Naturally, your employer is not going to want you using their machine to do work for other clients. But it is also important for both your sake and your clients sake.
If you would ever leave that job or be terminated, you may not have the luxury of getting necessary files off of the machine before you have to turn in your computer. This leaves both you and your clients in a lurch.
Additionally, there may be legal repercussions if you do freelance work on a company-owned machine. While unlikely, they may be able to claim that because the work was done using their property, that the work technically belongs to them.
I’m not an attorney, and I don’t know how strong of a case they would have - but for your own safety, the best advice is - just don’t do it.
Yes, your work computer may be faster than your own personal computer. Yes, it may have software on it that you don’t have or want to pay for yourself. My advice is - suffer with poor equipment for a little while, and use the extra money you earn freelancing to upgrade.
If you once loved doing web design, or graphic design, or photography, or whatever it is that you do for a career - don’t let side work cause you to hate what you once loved. If you feel yourself getting to a point where you no longer enjoy what you do - it might be time to step back, and give yourself a break.
When you are burnt out, stressed, frustrated, and overworked - you are not going to be of any use to your employer, your clients, or yourself. It is important to be very in-tune with how you are feeling when you decide to pursue freelance work, so that you don’t become overworked and overly stressed.
Freelance work can be an incredibly rewarding endeavor. I know that for me, I always felt far more passionately about my freelance work than I did about my job. There was just something about building something on my own that provided a level of energy and excitement that simply wasn’t there with my job.
When it is a client that you managed to turn into a sale by yourself - it just carries a greater sense of pride with it. And that is a feeling that I think every creative person should experience in their life.
With that being said - freelancing isn’t always for everybody. It is easy to become burnt out, and to let it affect your performance at your job - which is not fair to your employer.
After all is said and done, integrity is everything. If you want to freelance, then it is imperative that you do it in the most honest way that you know how. That means being wise with your commitments, and only taking on jobs when you are sure it will not be a conflict of interest with your employer.
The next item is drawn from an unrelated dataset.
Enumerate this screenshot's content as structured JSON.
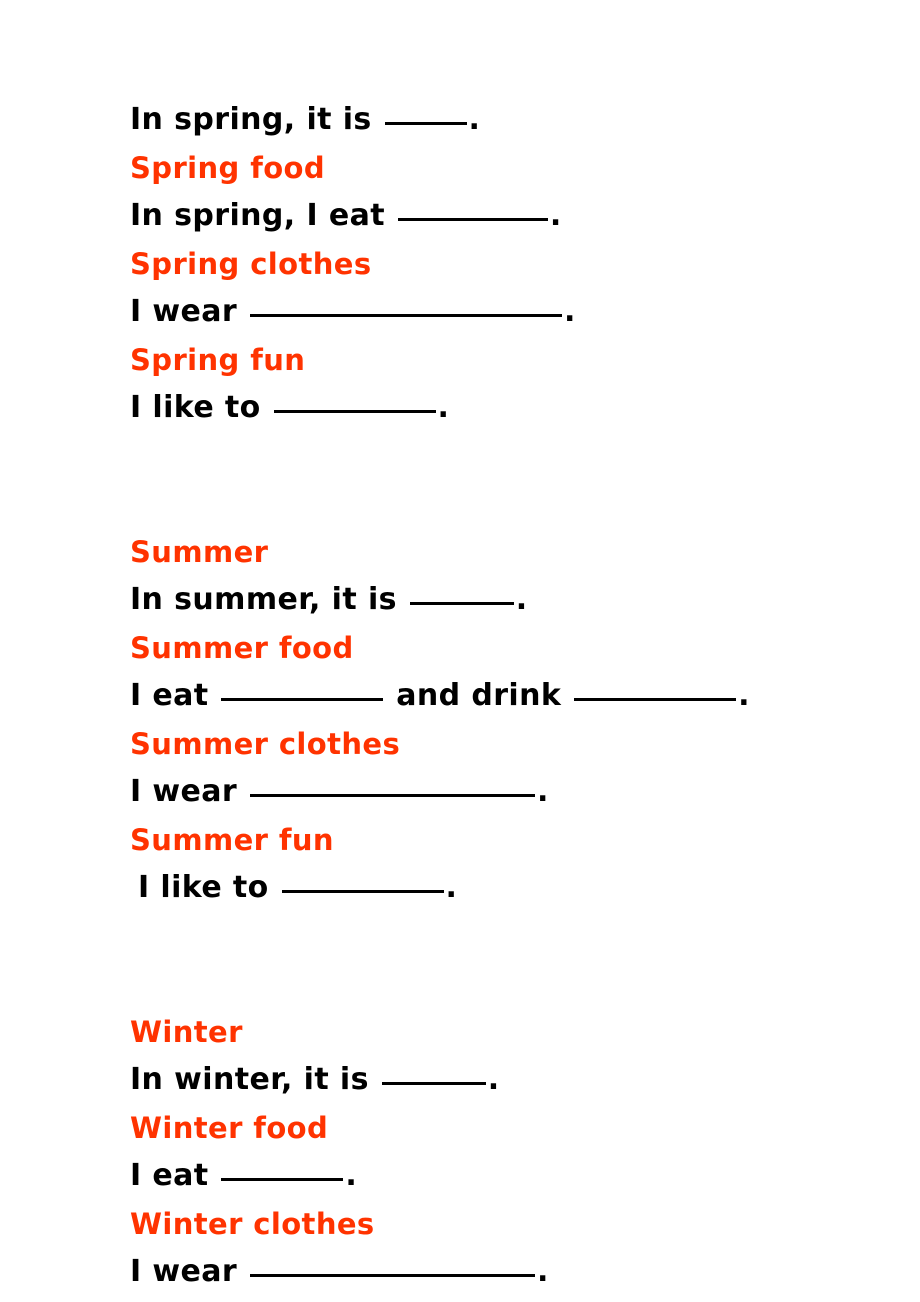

I confess - I didn’t always follow this advice when I was working on growing my freelance business into to a full-time thing. I worked way too much, with little to no break. By the time I left my job, it was unlikely that I would have been able to maintain the pace I was going at for much longer. Something was going to break - it was just a matter of when. Fortunately, I was able to leave before it did, and was able to restore balance in my life.
When I made my freelance gig into my full-time gig however, it proved to be one of the most rewarding and gratifying decisions of my life - and it is one that I would absolutely recommend to other people, if they have the opportunity and desire.